ALONG with international prices moving the right way in recent weeks, Australian growers may also benefit from strong competition at ports.
As marketers look to fulfil shipping slot and rail arrangement obligations, premiums of up to $60 a tonne have been paid for prime shipping slots in South Australia, while there have also been healthy prices paid in Western Australia, according to ProFarmer analyst Hannah Janson.
She said while some of this money was reimbursed upon execution, it was not refunded if the slot was not used.
“What we see is the cost of not doing business - marketers are keen to meet these shipping slot obligations, rather than risk forgoing the upfront cost,” Ms Janson said.
And while there is not the same premium for shipping slots on the east coast, she said there were also technical factors encouraging marketers to accumulate grain.
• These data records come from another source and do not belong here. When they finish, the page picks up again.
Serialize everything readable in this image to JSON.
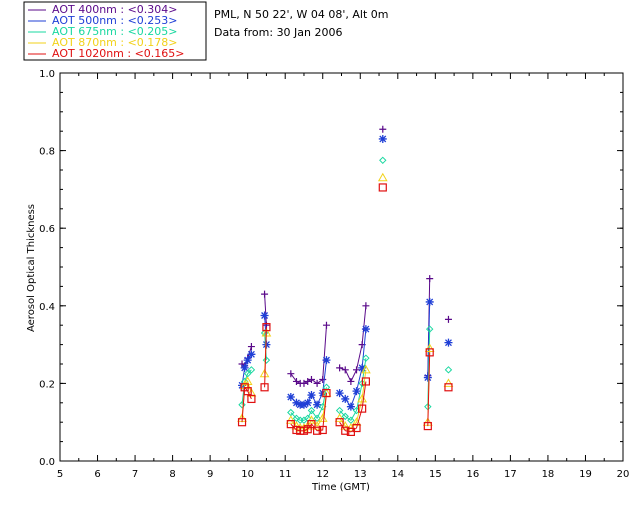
{
  "legend": {
    "entries": [
      {
        "text": "AOT  400nm : <0.304>",
        "color": "#5a0a8a"
      },
      {
        "text": "AOT  500nm : <0.253>",
        "color": "#1f3fd6"
      },
      {
        "text": "AOT  675nm : <0.205>",
        "color": "#19d8a0"
      },
      {
        "text": "AOT  870nm : <0.178>",
        "color": "#f2d21a"
      },
      {
        "text": "AOT 1020nm : <0.165>",
        "color": "#e01010"
      }
    ]
  },
  "info": {
    "location": "PML, N 50 22', W 04 08', Alt 0m",
    "date": "Data from: 30 Jan 2006"
  },
  "chart_data": {
    "type": "line",
    "xlabel": "Time (GMT)",
    "ylabel": "Aerosol Optical Thickness",
    "xlim": [
      5,
      20
    ],
    "ylim": [
      0.0,
      1.0
    ],
    "xticks": [
      "5",
      "6",
      "7",
      "8",
      "9",
      "10",
      "11",
      "12",
      "13",
      "14",
      "15",
      "16",
      "17",
      "18",
      "19",
      "20"
    ],
    "yticks": [
      "0.0",
      "0.2",
      "0.4",
      "0.6",
      "0.8",
      "1.0"
    ],
    "grid": false,
    "series": [
      {
        "name": "AOT  400nm : <0.304>",
        "color": "#5a0a8a",
        "marker": "plus",
        "segments": [
          [
            [
              9.85,
              0.25
            ],
            [
              9.92,
              0.245
            ],
            [
              10.0,
              0.265
            ],
            [
              10.1,
              0.295
            ]
          ],
          [
            [
              10.45,
              0.43
            ],
            [
              10.5,
              0.35
            ]
          ],
          [
            [
              11.15,
              0.225
            ],
            [
              11.3,
              0.205
            ],
            [
              11.4,
              0.2
            ],
            [
              11.5,
              0.2
            ],
            [
              11.6,
              0.205
            ],
            [
              11.7,
              0.21
            ],
            [
              11.85,
              0.2
            ],
            [
              12.0,
              0.21
            ],
            [
              12.1,
              0.35
            ]
          ],
          [
            [
              12.45,
              0.24
            ],
            [
              12.6,
              0.235
            ],
            [
              12.75,
              0.205
            ],
            [
              12.9,
              0.235
            ],
            [
              13.05,
              0.3
            ],
            [
              13.15,
              0.4
            ]
          ],
          [
            [
              13.6,
              0.855
            ]
          ],
          [
            [
              14.85,
              0.47
            ],
            [
              14.8,
              0.22
            ]
          ],
          [
            [
              15.35,
              0.365
            ]
          ]
        ]
      },
      {
        "name": "AOT  500nm : <0.253>",
        "color": "#1f3fd6",
        "marker": "star",
        "segments": [
          [
            [
              9.85,
              0.195
            ],
            [
              9.92,
              0.24
            ],
            [
              10.0,
              0.26
            ],
            [
              10.1,
              0.275
            ]
          ],
          [
            [
              10.45,
              0.375
            ],
            [
              10.5,
              0.3
            ]
          ],
          [
            [
              11.15,
              0.165
            ],
            [
              11.3,
              0.15
            ],
            [
              11.4,
              0.145
            ],
            [
              11.5,
              0.145
            ],
            [
              11.6,
              0.15
            ],
            [
              11.7,
              0.17
            ],
            [
              11.85,
              0.145
            ],
            [
              12.0,
              0.175
            ],
            [
              12.1,
              0.26
            ]
          ],
          [
            [
              12.45,
              0.175
            ],
            [
              12.6,
              0.16
            ],
            [
              12.75,
              0.14
            ],
            [
              12.9,
              0.18
            ],
            [
              13.05,
              0.24
            ],
            [
              13.15,
              0.34
            ]
          ],
          [
            [
              13.6,
              0.83
            ]
          ],
          [
            [
              14.85,
              0.41
            ],
            [
              14.8,
              0.215
            ]
          ],
          [
            [
              15.35,
              0.305
            ]
          ]
        ]
      },
      {
        "name": "AOT  675nm : <0.205>",
        "color": "#19d8a0",
        "marker": "diamond",
        "segments": [
          [
            [
              9.85,
              0.145
            ],
            [
              9.92,
              0.205
            ],
            [
              10.0,
              0.225
            ],
            [
              10.1,
              0.235
            ]
          ],
          [
            [
              10.45,
              0.33
            ],
            [
              10.5,
              0.26
            ]
          ],
          [
            [
              11.15,
              0.125
            ],
            [
              11.3,
              0.11
            ],
            [
              11.4,
              0.105
            ],
            [
              11.5,
              0.105
            ],
            [
              11.6,
              0.11
            ],
            [
              11.7,
              0.13
            ],
            [
              11.85,
              0.11
            ],
            [
              12.0,
              0.14
            ],
            [
              12.1,
              0.19
            ]
          ],
          [
            [
              12.45,
              0.13
            ],
            [
              12.6,
              0.115
            ],
            [
              12.75,
              0.105
            ],
            [
              12.9,
              0.13
            ],
            [
              13.05,
              0.2
            ],
            [
              13.15,
              0.265
            ]
          ],
          [
            [
              13.6,
              0.775
            ]
          ],
          [
            [
              14.85,
              0.34
            ],
            [
              14.8,
              0.14
            ]
          ],
          [
            [
              15.35,
              0.235
            ]
          ]
        ]
      },
      {
        "name": "AOT  870nm : <0.178>",
        "color": "#f2d21a",
        "marker": "triangle",
        "segments": [
          [
            [
              9.85,
              0.11
            ],
            [
              9.92,
              0.195
            ],
            [
              10.0,
              0.205
            ],
            [
              10.1,
              0.175
            ]
          ],
          [
            [
              10.45,
              0.225
            ],
            [
              10.5,
              0.33
            ]
          ],
          [
            [
              11.15,
              0.105
            ],
            [
              11.3,
              0.09
            ],
            [
              11.4,
              0.085
            ],
            [
              11.5,
              0.085
            ],
            [
              11.6,
              0.09
            ],
            [
              11.7,
              0.105
            ],
            [
              11.85,
              0.09
            ],
            [
              12.0,
              0.11
            ],
            [
              12.1,
              0.175
            ]
          ],
          [
            [
              12.45,
              0.11
            ],
            [
              12.6,
              0.09
            ],
            [
              12.75,
              0.085
            ],
            [
              12.9,
              0.1
            ],
            [
              13.05,
              0.16
            ],
            [
              13.15,
              0.235
            ]
          ],
          [
            [
              13.6,
              0.73
            ]
          ],
          [
            [
              14.85,
              0.29
            ],
            [
              14.8,
              0.1
            ]
          ],
          [
            [
              15.35,
              0.2
            ]
          ]
        ]
      },
      {
        "name": "AOT 1020nm : <0.165>",
        "color": "#e01010",
        "marker": "square",
        "segments": [
          [
            [
              9.85,
              0.1
            ],
            [
              9.92,
              0.19
            ],
            [
              10.0,
              0.18
            ],
            [
              10.1,
              0.16
            ]
          ],
          [
            [
              10.45,
              0.19
            ],
            [
              10.5,
              0.345
            ]
          ],
          [
            [
              11.15,
              0.095
            ],
            [
              11.3,
              0.08
            ],
            [
              11.4,
              0.078
            ],
            [
              11.5,
              0.078
            ],
            [
              11.6,
              0.082
            ],
            [
              11.7,
              0.095
            ],
            [
              11.85,
              0.078
            ],
            [
              12.0,
              0.08
            ],
            [
              12.1,
              0.175
            ]
          ],
          [
            [
              12.45,
              0.1
            ],
            [
              12.6,
              0.078
            ],
            [
              12.75,
              0.075
            ],
            [
              12.9,
              0.085
            ],
            [
              13.05,
              0.135
            ],
            [
              13.15,
              0.205
            ]
          ],
          [
            [
              13.6,
              0.705
            ]
          ],
          [
            [
              14.85,
              0.28
            ],
            [
              14.8,
              0.09
            ]
          ],
          [
            [
              15.35,
              0.19
            ]
          ]
        ]
      }
    ]
  }
}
“Some merchants may have take or pay rail arrangements that need to be paid for even if they are not used. This can encourage buyers to enter the market when they otherwise may not have.”
Her views were backed up by Emerald Grain acting group general manager of trading, marketing, origination and communications Tom Howard.
“If you hold one of the early harvest slots for a premium, every marketer likes to see them covered.”
Ms Janson said growers could make sense of what was happening and what opportunities it presented by understanding the timeframes of the shipping slots in their port zone, whether there was a heavy front end export program in their port zone and knowing where the premiums had been paid which traders should be less willing to default on.
Along with this, an understanding of the surplus or deficit position in their state, based on shipping stem bookings and normal domestic use against projected production would also provide a good tool for helping make sense of the market.
In terms of the international market, Mr Howard said prices had been rallying in the past fortnight.
“We’ve seen logistics issues and US farmers holding crop push oilseed values up, but there has been a lift right across the board.”
“Wheat has bounced back well to above US500 cents a bushel on the Chicago futures market and at these values it might represent an opportunity for Aussie growers that haven’t priced some grain to do so.”
Mr Howard said initially the price gains were based on modest weather concerns surrounding the Russian and American winter crops, but had been intensified by technical buying from the trade.
Locally, he said the northern harvest on the east coast was in full swing, with below average yields but good quality.
“These crops never were set up for a big year, so we haven’t run into large scale problems with quality, there seems to be a good percentage of hard wheat there.”
In terms of a national wheat crop, he said estimates still varied between 22 and 24 million tonnes.
“It’s potentially below average, but not massively so, the disappointment lies in the fact so much of the country looked so good early in the year.”
He said basis levels in Australia remained resilient, but said it would be interesting to see where it would go once more grower selling kicked in.